On their way to their targets in Syria, the missiles flew over northwestern Iran and Iraqi Kurdistan, reportedly sticking to uninhabited territory. Moscow sought permission from each country before firing; the Defense Ministry stated that the operation was coordinated with allies, and that targeting intelligence was provided by "satellites, drones, local sources, Iraq, and Iran."

Compared to weapons previously used in Syria, the Russian cruise missiles offer extensive explosive power -- almost 26,000 pounds/11,700 kilograms when combining the total weight of the warheads -- with great accuracy and low risk to operators. Yet in this case it remains to be seen whether any civilian collateral damage was caused.

The 3M-14T spends most of its flight path at subsonic speeds around 15 meters above the surface, and makes a supersonic dash to the target in its final phase. It is guided using inertial and satellite (GLONASS and GPS) navigation, with an active radar seeker taking over at 20 kilometers from the target if it has sufficient radar contrast. Russian Defense Ministry sources claimed that targets were struck with an accuracy of 3 to 5 meters.

While the operation shows an unprecedented level of military cooperation between Iran and Russia in their fight to sustain Bashar al-Assad, it also shows shifting geopolitical fault lines in the wider region. As recently as 2011, Russia and Kazakhstan were conducting exercises aimed at defending their joint Caspian interests against potential Iranian attacks. Wednesday's strikes are also a wakeup call for Iran, showing that Russia has raised the stakes in the Caspian and now has proven long-range land-attack systems that can reach anywhere in Iran or the Persian Gulf. This could prompt Tehran to place its own Soumar cruise missiles (with similar range) on its Caspian shores, or even mount them on newer warships planned to be built at the Anzali shipyard, further increasing the regional arms race. Given Russia's use of the Caspian in such a high-profile military operation, and its willingness to keep substantial military assets there, Iran may decide that it needs to deploy more of its own assets to the area as well. Moscow has never allowed Iran to transfer naval vessels to its 4th Naval District's Caspian bases using the Volga-Don Shipping Canal, which passes through Russian territory. This prohibition has prompted Iran to build missile boats and frigates directly on the Caspian coast.

More broadly, while Iran and Russia have cooperated in the past to curb the U.S. and NATO presence in the region, Iran has also been wary of an increased Russian military presence there -- though it has been careful not to voice such concerns publicly. In the past, Iran's official position was that deploying military forces in the Caspian would be unconstructive to regional security and the common interests of the littoral states, which have yet to agree on a legal regime delimiting their maritime boundaries.

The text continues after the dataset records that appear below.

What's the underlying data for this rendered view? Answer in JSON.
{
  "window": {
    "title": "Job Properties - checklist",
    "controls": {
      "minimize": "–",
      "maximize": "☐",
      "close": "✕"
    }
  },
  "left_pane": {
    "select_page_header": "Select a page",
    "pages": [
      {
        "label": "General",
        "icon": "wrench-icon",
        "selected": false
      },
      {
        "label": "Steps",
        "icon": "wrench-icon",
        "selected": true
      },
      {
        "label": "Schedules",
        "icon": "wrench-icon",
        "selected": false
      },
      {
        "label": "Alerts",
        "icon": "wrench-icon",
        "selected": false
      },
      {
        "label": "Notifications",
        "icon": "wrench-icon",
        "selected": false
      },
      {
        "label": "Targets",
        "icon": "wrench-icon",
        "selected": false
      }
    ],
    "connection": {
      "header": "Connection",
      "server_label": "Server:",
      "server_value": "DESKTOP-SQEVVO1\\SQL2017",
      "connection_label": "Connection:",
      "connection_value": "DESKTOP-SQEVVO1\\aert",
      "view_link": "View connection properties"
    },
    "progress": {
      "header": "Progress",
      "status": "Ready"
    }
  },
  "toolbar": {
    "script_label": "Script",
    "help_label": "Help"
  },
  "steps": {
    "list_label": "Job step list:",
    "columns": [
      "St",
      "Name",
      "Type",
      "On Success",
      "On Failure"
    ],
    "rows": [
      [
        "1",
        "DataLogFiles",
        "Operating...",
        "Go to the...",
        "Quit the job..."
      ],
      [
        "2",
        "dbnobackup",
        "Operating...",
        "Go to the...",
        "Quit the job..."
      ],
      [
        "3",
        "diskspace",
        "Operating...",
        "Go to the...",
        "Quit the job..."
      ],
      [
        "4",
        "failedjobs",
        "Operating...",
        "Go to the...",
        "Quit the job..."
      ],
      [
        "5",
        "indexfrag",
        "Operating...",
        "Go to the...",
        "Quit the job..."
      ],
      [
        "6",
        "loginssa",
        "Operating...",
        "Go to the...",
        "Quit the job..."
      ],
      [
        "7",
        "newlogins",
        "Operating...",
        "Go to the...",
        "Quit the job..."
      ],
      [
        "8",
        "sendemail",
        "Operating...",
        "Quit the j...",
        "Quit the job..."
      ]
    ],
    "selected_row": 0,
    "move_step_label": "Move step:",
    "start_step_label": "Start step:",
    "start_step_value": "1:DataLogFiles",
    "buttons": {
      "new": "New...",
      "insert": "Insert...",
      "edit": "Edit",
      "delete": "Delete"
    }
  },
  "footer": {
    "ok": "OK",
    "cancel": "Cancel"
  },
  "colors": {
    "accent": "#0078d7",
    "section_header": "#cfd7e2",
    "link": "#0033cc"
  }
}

Farzin Nadimi is a Washington-based analyst specializing in the security and defense affairs of Iran and the Persian Gulf region.